Task statement:
Type out all the records again exactly.

[Data items]
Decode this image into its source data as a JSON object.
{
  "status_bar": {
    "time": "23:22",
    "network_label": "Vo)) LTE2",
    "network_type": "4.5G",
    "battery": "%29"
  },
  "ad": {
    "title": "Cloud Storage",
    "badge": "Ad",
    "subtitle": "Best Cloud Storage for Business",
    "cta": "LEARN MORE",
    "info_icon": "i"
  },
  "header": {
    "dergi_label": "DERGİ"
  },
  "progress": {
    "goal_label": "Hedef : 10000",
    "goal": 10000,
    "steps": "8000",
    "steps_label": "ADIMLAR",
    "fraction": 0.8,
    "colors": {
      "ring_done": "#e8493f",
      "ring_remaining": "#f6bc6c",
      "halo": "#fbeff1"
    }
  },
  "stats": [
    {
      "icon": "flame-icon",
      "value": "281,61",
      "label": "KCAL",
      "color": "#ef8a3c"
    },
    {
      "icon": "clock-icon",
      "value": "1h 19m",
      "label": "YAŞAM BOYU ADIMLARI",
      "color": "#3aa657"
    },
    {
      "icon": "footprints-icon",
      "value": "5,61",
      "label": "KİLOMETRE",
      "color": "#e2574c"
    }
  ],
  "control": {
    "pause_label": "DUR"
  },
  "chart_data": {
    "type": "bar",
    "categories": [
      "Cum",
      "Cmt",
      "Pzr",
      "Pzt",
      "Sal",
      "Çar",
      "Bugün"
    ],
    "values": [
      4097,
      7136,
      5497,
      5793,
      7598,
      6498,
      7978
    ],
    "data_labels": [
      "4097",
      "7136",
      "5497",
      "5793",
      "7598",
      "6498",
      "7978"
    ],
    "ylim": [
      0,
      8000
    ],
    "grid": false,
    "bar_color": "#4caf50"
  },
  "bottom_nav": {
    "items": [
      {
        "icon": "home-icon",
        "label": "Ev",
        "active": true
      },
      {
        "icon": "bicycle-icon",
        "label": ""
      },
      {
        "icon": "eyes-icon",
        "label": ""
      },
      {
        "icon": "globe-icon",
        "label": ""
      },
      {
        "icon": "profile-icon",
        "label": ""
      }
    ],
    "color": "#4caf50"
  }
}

Finished task:
Decode this image into its source data as a JSON object.
{
  "status_bar": {
    "time": "23:22",
    "network_label": "Vo)) LTE2",
    "network_type": "4.5G",
    "battery": "%29"
  },
  "ad": {
    "title": "Cloud Storage",
    "badge": "Ad",
    "subtitle": "Best Cloud Storage for Business",
    "cta": "LEARN MORE",
    "info_icon": "i"
  },
  "header": {
    "dergi_label": "DERGİ"
  },
  "progress": {
    "goal_label": "Hedef : 10000",
    "goal": 10000,
    "steps": "8000",
    "steps_label": "ADIMLAR",
    "fraction": 0.8,
    "colors": {
      "ring_done": "#e8493f",
      "ring_remaining": "#f6bc6c",
      "halo": "#fbeff1"
    }
  },
  "stats": [
    {
      "icon": "flame-icon",
      "value": "281,61",
      "label": "KCAL",
      "color": "#ef8a3c"
    },
    {
      "icon": "clock-icon",
      "value": "1h 19m",
      "label": "YAŞAM BOYU ADIMLARI",
      "color": "#3aa657"
    },
    {
      "icon": "footprints-icon",
      "value": "5,61",
      "label": "KİLOMETRE",
      "color": "#e2574c"
    }
  ],
  "control": {
    "pause_label": "DUR"
  },
  "chart_data": {
    "type": "bar",
    "categories": [
      "Cum",
      "Cmt",
      "Pzr",
      "Pzt",
      "Sal",
      "Çar",
      "Bugün"
    ],
    "values": [
      4097,
      7136,
      5497,
      5793,
      7598,
      6498,
      7978
    ],
    "data_labels": [
      "4097",
      "7136",
      "5497",
      "5793",
      "7598",
      "6498",
      "7978"
    ],
    "ylim": [
      0,
      8000
    ],
    "grid": false,
    "bar_color": "#4caf50"
  },
  "bottom_nav": {
    "items": [
      {
        "icon": "home-icon",
        "label": "Ev",
        "active": true
      },
      {
        "icon": "bicycle-icon",
        "label": ""
      },
      {
        "icon": "eyes-icon",
        "label": ""
      },
      {
        "icon": "globe-icon",
        "label": ""
      },
      {
        "icon": "profile-icon",
        "label": ""
      }
    ],
    "color": "#4caf50"
  }
}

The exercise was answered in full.